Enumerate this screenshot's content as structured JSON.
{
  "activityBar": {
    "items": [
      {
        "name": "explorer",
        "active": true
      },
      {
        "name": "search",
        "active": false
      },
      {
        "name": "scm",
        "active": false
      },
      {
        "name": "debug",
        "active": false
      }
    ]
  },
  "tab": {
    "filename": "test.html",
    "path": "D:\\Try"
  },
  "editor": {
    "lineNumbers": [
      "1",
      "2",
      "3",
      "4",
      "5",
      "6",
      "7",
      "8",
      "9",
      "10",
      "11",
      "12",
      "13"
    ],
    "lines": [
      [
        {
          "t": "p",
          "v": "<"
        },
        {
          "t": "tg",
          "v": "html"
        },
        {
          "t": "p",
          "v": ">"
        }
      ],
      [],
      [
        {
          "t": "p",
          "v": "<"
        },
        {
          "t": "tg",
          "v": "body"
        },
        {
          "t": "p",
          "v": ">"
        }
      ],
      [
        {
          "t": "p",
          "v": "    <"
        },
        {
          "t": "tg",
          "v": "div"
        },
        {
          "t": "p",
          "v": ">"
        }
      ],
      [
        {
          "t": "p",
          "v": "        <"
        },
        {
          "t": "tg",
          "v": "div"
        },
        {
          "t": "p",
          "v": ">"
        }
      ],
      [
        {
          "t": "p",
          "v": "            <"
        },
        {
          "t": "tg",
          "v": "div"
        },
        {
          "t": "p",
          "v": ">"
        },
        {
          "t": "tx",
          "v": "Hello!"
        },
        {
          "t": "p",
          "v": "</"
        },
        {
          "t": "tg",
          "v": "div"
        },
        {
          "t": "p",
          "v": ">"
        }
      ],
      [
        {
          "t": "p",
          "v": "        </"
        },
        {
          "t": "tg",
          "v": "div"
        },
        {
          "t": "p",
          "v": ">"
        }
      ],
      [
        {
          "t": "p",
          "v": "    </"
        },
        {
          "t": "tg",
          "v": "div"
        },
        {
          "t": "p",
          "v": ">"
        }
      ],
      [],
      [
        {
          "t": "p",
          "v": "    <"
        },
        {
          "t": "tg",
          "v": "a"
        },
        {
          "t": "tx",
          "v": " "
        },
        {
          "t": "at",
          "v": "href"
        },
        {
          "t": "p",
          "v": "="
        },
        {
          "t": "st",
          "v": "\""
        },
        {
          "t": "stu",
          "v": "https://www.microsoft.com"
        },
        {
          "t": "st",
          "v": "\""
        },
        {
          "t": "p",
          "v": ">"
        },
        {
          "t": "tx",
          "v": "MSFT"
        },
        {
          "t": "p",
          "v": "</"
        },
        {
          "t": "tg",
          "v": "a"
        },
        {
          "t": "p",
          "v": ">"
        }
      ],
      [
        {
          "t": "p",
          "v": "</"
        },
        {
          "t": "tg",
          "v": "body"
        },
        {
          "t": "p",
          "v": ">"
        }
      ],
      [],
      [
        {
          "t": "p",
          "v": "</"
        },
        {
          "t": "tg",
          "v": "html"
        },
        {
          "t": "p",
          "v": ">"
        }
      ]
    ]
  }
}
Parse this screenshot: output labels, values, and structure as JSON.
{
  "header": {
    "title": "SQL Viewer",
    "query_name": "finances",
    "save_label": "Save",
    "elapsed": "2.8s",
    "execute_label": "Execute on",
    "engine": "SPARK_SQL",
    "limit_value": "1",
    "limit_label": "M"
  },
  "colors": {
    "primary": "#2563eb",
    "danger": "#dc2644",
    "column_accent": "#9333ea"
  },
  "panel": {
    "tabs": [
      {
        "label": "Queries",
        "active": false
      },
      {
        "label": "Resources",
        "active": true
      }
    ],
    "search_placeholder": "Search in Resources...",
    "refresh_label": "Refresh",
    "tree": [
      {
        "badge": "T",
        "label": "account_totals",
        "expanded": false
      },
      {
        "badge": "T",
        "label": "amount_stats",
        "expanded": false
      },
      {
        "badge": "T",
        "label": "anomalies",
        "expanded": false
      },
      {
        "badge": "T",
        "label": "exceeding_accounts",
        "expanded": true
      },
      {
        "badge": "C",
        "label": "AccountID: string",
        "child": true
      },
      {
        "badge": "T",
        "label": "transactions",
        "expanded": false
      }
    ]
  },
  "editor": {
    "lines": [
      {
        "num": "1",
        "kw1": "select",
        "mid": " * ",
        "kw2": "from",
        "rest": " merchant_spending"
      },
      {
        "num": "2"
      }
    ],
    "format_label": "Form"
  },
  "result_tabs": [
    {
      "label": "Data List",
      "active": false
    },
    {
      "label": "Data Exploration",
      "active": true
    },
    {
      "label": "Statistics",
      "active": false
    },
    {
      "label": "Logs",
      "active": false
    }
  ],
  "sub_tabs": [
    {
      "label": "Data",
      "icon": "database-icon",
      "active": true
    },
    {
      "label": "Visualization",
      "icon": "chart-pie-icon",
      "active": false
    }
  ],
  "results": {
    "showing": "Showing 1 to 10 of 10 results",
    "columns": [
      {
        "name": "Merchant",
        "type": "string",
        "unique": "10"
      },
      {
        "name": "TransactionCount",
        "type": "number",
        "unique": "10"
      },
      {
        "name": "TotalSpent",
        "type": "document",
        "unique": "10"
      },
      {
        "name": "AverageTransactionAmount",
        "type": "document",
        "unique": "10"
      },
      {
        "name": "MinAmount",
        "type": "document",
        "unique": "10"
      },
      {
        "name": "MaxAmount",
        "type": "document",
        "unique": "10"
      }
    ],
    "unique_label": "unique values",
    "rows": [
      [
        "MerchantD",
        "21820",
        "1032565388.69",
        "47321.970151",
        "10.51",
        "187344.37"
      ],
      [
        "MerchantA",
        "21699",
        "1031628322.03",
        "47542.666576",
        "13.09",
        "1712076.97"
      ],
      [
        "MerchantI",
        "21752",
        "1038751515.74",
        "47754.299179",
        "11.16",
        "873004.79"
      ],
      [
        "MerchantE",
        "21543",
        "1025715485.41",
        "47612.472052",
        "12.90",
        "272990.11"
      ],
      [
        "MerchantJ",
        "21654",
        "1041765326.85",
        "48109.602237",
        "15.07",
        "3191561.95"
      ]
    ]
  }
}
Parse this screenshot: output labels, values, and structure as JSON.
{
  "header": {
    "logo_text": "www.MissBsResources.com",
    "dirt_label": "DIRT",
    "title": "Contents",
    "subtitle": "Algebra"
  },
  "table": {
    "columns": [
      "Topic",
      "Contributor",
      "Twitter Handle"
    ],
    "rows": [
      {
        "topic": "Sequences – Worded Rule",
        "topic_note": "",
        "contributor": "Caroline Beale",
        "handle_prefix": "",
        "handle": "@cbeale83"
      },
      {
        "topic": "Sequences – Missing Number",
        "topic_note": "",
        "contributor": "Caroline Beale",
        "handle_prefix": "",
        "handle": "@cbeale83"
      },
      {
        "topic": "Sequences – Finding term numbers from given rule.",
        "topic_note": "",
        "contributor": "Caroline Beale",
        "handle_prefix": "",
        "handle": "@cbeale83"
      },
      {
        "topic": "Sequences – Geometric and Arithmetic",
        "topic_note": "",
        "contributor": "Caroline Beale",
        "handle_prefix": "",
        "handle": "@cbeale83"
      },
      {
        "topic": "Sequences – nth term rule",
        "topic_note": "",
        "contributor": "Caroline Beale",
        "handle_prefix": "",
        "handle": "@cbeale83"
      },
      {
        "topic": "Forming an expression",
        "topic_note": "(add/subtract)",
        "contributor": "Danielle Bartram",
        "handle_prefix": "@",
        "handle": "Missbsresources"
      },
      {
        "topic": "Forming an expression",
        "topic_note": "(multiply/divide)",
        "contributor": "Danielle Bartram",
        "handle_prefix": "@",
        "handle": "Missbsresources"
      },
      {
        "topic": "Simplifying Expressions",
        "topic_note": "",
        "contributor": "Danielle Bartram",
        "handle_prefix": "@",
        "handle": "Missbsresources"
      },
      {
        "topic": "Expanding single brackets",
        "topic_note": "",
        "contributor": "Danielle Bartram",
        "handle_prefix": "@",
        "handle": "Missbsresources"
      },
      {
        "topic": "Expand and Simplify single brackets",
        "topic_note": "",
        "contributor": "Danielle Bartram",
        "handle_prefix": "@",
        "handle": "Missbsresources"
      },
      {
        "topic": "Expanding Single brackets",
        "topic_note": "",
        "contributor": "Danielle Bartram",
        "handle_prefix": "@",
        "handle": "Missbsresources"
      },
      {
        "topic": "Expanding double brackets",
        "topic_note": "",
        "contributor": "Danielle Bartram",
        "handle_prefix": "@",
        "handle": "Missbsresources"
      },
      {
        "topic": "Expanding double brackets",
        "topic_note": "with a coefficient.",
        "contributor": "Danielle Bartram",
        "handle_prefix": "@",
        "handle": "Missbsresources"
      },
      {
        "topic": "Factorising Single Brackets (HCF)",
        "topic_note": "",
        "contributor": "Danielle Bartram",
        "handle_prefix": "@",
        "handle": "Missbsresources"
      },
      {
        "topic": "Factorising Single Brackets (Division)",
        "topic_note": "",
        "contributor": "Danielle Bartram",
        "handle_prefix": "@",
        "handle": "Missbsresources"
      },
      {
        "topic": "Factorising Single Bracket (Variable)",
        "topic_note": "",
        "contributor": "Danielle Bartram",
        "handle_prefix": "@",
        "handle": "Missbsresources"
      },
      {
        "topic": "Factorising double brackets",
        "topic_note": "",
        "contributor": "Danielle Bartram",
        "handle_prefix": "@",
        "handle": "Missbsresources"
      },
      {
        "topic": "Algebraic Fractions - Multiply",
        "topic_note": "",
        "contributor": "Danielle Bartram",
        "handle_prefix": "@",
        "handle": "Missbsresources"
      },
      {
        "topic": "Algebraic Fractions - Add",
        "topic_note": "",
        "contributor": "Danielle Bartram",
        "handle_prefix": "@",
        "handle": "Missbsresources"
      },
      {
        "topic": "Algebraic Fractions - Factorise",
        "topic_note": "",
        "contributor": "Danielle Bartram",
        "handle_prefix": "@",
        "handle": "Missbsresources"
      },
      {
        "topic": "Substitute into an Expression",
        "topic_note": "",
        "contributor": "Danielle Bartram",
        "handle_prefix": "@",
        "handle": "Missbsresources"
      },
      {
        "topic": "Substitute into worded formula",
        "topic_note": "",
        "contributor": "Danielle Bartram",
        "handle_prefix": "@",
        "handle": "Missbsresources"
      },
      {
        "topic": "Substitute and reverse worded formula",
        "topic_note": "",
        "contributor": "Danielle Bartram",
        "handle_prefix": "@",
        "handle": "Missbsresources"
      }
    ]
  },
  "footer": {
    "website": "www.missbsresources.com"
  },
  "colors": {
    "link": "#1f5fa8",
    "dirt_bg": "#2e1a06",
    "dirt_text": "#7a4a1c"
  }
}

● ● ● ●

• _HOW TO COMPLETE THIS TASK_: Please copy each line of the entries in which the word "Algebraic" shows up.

• _EXERCISE RESPONSE_:
        "topic": "Algebraic Fractions - Multiply",
        "topic": "Algebraic Fractions - Add",
        "topic": "Algebraic Fractions - Factorise",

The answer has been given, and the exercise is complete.